The artist, famous for putting a shark in formaldehyde and encrusting a skull with diamonds, will release his latest works on a new technology called Palm, which will be connected to the Ethereum network that supports the world's second-biggest cryptocurrency, ether.

It is the latest sign of the craze for NFTs following the sale of a $69 million artwork using the technology earlier in March. Snoop Dogg and Lionel Richie are among the artists getting involved in the hottest new thing in the crypto world.

Non-fungible tokens, or NFTs, are a special class of digital assets that cannot be exchanged with one another for equal value, or broken down into smaller bits. They often operate as a type of collectors' item and cannot be duplicated.

Hirst said in a statement his new project "challenges the concept of value through money and art." He will produce 10,000 works on paper that will be tied to corresponding NFTs.

The 55-year-old was briefly the world's most expensive living artist in 2007 when he sold Lullaby Spring, a medicine cabinet containing 6,000 painted pills, for $19m. He spent around $24 million encrusting a skull with diamonds in 2007, which he sold for $100 million to a consortium.

The artist's series will be the first release on Palm. It is a new crypto technology and token created by ConsenSys, a developer group at the heart of Ethereum, working with film studio Heyday Films and art company Heni Group.

Hirst said: "Palm is by far the best platform for me. It's new and art focused, it's the most environmentally friendly, and it is quicker and cheaper to use. With Palm, artists can invent the future."

Palm will be connected to the Ethereum network and enable artworks to be encrypted and secured in a more environmentally friendly way, its developers said.

NFTs exist on a blockchain, a public ledger which allows people to verify who owns the token. But the technology involved can be slow, expensive and very energy-intensive.

ConsenSys said its research and development suggested Palm will be 99% more energy-efficient than Ethereum's main system by reducing the need for computing power, and will have lower costs and faster transactions.

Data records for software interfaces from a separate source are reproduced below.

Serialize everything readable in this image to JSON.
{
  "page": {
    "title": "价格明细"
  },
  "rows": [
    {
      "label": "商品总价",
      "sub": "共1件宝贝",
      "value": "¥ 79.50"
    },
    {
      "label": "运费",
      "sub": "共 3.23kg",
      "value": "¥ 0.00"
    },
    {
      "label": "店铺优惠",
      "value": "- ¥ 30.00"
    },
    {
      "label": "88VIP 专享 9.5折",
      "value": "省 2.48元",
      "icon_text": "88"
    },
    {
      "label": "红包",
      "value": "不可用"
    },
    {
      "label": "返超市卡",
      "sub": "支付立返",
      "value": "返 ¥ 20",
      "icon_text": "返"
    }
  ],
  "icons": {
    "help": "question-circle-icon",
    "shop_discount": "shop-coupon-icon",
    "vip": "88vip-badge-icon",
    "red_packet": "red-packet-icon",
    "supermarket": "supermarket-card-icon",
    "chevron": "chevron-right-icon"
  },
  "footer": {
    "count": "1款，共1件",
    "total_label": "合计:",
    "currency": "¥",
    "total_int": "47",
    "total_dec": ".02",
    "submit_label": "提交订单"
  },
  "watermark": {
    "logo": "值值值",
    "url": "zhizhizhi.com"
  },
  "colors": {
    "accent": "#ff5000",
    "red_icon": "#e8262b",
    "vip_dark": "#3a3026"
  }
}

It is not Hirst's first foray into the crypto world. The artist sold more than 7,000 prints of Japanese blossom paintings in a sale ending in March, with payment possible in bitcoin or ether.

Read the original article on Business Insider